Restore the bankruptcy discharge for federal and private student loans. Having student loan debt forgiven through bankruptcy is not a panacea, but it does provide borrowers an opportunity for a clean slate. Moreover, when faced with the prospect of losing loans to a bankruptcy discharge, lenders will be more likely to offer borrowers compromises and alternatives to enable the borrower to continue repaying the debt.

Overhaul federal student loan programs to provide more rational loan limits based on the borrower's projected ability to repay. Stafford, Perkins, and PLUS loans-the main federal education loans-should be replaced with a single student loan with limits based on the ability to repay.

The aggregate loan limit, or total debt, a borrower could take on would equal the projected starting salary (based on field of study, among other factors) at graduation.

This aggregate limit would include all previous education debt, such as loans taken out for a completed associate's degree if a student is now enrolling in a bachelor's degree program. The annual loan limit would be determined by dividing the aggregate loan limit by the number of years of the educational program.

The rationale for this system of aggregate and annual limits is to prevent the student from borrowing the full debt load early, then having no money left over for the ensuing years of education. While this would apply to federal loans only, such limits would provide clear signals to private lenders and borrowers about what affordable loan levels should be.

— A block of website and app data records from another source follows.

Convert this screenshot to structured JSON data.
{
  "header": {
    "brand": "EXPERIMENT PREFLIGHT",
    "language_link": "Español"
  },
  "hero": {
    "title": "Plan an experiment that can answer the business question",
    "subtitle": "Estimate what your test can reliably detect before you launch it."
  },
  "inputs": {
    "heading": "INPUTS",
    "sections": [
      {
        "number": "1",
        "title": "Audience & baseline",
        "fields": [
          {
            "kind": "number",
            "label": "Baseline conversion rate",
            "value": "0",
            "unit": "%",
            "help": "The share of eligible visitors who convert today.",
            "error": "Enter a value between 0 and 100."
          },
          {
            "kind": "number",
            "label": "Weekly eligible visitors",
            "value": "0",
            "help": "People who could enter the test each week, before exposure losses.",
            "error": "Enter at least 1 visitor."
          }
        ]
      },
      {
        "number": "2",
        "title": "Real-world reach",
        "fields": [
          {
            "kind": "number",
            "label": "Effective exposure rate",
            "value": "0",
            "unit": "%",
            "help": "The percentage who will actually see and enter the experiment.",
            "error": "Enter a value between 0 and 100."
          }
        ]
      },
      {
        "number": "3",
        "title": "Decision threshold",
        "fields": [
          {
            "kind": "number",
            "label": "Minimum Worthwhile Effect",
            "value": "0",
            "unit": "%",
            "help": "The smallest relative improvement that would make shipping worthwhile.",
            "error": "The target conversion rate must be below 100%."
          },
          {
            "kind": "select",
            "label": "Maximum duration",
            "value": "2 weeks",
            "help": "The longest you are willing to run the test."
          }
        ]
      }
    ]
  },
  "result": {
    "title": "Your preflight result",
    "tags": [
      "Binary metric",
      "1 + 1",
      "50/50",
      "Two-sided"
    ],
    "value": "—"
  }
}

As the tuition at U.S. colleges and universities grows more expensive each year, the number of students who graduate with excessive debt swells. Students, as well as their parents and institutions, must be better informed about their loan and repayment options. Increased awareness about the dangers of debt and improved assistance for borrowers in distress will help graduates enter the professional world on more solid footing.

Mark Kantrowitz is the publisher of and